- _Try it_: Where does the string "email" occur in the records below? Copy every line that holds it.

- _Records for this exercise_:
☆ ☆ ☆ ☆ ☆
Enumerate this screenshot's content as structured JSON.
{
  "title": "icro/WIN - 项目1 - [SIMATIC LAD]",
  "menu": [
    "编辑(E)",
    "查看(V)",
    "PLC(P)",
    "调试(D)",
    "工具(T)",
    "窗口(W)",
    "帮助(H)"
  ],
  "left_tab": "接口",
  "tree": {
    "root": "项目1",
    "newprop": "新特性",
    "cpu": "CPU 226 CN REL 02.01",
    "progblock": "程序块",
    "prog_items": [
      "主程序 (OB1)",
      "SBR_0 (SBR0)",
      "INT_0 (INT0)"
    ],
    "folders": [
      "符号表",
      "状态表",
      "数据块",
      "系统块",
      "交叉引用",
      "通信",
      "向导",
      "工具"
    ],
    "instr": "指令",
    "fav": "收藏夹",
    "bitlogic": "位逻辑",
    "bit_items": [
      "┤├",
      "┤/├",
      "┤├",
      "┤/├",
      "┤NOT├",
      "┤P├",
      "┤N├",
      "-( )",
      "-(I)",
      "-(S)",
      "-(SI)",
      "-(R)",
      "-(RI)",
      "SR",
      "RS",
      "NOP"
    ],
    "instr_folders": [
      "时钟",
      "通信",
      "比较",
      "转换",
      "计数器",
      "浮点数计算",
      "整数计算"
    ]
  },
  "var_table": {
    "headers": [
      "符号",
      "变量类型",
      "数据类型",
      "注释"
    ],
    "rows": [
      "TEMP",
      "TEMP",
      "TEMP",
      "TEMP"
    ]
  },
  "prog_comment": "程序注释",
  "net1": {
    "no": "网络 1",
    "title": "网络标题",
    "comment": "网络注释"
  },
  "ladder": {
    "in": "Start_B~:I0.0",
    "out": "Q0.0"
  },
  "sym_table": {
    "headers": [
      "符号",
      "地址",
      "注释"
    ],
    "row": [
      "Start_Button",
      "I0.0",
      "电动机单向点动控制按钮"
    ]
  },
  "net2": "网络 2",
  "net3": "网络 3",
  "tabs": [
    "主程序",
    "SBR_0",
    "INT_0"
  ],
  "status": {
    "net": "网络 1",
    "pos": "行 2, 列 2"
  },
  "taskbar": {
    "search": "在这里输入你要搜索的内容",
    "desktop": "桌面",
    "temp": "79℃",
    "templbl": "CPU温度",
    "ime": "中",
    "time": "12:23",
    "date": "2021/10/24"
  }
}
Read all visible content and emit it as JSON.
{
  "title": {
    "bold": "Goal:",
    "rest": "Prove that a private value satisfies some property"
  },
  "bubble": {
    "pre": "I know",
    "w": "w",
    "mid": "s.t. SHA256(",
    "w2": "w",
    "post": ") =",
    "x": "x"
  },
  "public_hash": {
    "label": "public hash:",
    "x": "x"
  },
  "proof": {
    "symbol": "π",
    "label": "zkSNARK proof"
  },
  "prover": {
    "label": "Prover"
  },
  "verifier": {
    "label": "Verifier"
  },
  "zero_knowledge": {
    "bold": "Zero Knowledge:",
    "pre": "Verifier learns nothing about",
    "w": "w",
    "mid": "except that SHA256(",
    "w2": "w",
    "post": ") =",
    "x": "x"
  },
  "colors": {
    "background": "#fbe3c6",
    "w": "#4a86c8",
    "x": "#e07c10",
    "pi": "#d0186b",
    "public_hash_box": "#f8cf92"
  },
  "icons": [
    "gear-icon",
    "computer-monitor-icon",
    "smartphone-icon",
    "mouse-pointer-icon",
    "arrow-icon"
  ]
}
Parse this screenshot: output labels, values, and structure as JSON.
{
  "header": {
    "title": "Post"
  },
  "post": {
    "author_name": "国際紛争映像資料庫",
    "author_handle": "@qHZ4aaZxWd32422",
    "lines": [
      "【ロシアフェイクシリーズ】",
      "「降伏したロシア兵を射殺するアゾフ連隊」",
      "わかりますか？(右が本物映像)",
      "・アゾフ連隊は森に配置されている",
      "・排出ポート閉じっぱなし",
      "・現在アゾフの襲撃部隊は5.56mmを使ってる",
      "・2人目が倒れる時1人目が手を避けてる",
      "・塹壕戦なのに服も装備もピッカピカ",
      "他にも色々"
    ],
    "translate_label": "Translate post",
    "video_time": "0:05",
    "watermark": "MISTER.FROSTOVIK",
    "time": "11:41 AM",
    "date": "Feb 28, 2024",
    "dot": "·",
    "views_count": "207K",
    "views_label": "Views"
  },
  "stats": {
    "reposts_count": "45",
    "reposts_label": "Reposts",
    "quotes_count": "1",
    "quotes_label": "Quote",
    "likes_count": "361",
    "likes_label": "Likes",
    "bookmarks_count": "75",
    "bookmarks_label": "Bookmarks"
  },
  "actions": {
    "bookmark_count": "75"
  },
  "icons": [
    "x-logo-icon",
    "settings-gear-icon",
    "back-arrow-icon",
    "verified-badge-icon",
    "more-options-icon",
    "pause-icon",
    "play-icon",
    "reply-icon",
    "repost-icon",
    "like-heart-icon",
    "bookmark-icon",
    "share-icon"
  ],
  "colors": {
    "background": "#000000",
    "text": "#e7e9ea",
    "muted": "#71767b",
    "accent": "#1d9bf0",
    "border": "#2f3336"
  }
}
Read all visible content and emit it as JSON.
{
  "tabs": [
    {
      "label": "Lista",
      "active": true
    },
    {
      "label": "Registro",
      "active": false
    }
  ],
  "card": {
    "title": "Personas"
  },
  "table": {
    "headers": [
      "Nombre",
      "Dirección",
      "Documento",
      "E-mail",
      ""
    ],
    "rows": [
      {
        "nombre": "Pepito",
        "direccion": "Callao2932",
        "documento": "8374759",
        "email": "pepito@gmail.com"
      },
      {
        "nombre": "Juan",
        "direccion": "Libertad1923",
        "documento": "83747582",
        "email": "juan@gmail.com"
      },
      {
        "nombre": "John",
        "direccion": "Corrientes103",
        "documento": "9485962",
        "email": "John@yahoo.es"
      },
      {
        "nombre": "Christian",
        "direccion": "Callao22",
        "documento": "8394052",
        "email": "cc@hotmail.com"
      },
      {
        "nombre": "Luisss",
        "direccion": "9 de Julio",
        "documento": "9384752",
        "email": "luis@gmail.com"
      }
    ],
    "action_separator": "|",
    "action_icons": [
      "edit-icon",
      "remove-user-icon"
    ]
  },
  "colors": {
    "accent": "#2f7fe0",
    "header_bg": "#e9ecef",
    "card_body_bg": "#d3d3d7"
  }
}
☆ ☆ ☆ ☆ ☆
- _Written solution_:
        "email": "pepito@gmail.com"
        "email": "juan@gmail.com"
        "email": "John@yahoo.es"
        "email": "cc@hotmail.com"
        "email": "luis@gmail.com"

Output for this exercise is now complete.